Beautiful life and hope
are destroyed 
by a stroke of bad luck,
by lack of money,
or the cultural tide
crashing against the cliff face of reality.

I feel threatened by the power of my will
and take a break from struggle.
I listen to hit songs,
study my successful peers,
read a person’s character by his garb.
I dismiss words and smirks.
I let things pass.
Cultish servitude to the past is gone:
today I worship Chance.

I no longer mistake a coincidence
for self-conscious Providence.
I create order out of chaos,
make a superior plan
from the debris of salvaged ideas— 
and watch the new plan fall apart.
Chance is blind.

© Helen Kanevsky, 2017

Waves from the Indian Ocean crash against the cliffs of Eagle Gorge,
Kalbarri National Park, Western Australia
Photo by Gypsy Denise
from Wikimedia Commons

Monday, January 9, 2017


Oh, the lessons we must learn
Because we have to grow.
Oh, the message given when young
That you know must be changed.
“You are to give of yourself,
So reach out and help those less fortunate.”
“Be benevolent and give a helping hand.”
“Be strong and reach down to lift others up.”
“Don’t let others see you cry
Because that means you’re weak.”
And so your life follows those paths,
Until one day a cardboard box stands in your way,
And you fall into awareness.
The depths of the hole
Feel like an upside-down world.
You must reach out and ask for help.
You must allow others to help you.
Simple chores are too much for you,
And you must sit and watch while others work for you.
You cry because you feel so vulnerable,
And you don’t know how to accept.
But you learn the lessons
Of allowing others the giving gift,
And you sit and see the rainbows
That were always there to see.
So you now can give the gift of giving
To others as you sit quietly to receive.
What a gift!

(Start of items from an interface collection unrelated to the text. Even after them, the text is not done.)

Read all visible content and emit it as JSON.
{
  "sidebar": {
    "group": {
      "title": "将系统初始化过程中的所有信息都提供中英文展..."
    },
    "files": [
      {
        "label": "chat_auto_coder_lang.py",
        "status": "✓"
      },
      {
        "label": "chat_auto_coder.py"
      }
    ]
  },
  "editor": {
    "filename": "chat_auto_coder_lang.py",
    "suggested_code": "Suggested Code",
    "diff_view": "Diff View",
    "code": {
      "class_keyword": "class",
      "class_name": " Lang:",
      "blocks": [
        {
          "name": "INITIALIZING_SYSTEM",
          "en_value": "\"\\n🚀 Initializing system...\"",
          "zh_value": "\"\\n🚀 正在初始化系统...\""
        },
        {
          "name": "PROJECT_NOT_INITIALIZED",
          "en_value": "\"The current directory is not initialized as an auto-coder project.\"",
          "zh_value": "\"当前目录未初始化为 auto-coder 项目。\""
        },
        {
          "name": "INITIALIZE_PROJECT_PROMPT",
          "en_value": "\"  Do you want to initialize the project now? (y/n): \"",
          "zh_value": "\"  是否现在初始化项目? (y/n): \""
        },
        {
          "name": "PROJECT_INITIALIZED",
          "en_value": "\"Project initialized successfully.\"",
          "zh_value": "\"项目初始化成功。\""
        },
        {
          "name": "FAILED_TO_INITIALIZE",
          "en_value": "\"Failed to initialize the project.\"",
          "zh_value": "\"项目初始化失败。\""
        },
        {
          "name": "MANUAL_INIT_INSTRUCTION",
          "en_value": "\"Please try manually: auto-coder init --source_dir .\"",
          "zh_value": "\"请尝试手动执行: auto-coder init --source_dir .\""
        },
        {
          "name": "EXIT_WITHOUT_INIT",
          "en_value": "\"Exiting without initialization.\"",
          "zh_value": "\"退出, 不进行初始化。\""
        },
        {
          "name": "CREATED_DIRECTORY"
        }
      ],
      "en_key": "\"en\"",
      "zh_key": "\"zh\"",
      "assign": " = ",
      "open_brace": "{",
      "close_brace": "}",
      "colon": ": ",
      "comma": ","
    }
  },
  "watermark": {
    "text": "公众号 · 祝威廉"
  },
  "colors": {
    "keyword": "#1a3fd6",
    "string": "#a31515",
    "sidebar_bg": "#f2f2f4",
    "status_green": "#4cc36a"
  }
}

        © Hilda Ward, 2017

Nurse tending patient in Kettering hypertherm cabinet
WPA photo taken in New Orleans, U.S. Marine Hospital
from Wikimedia Commons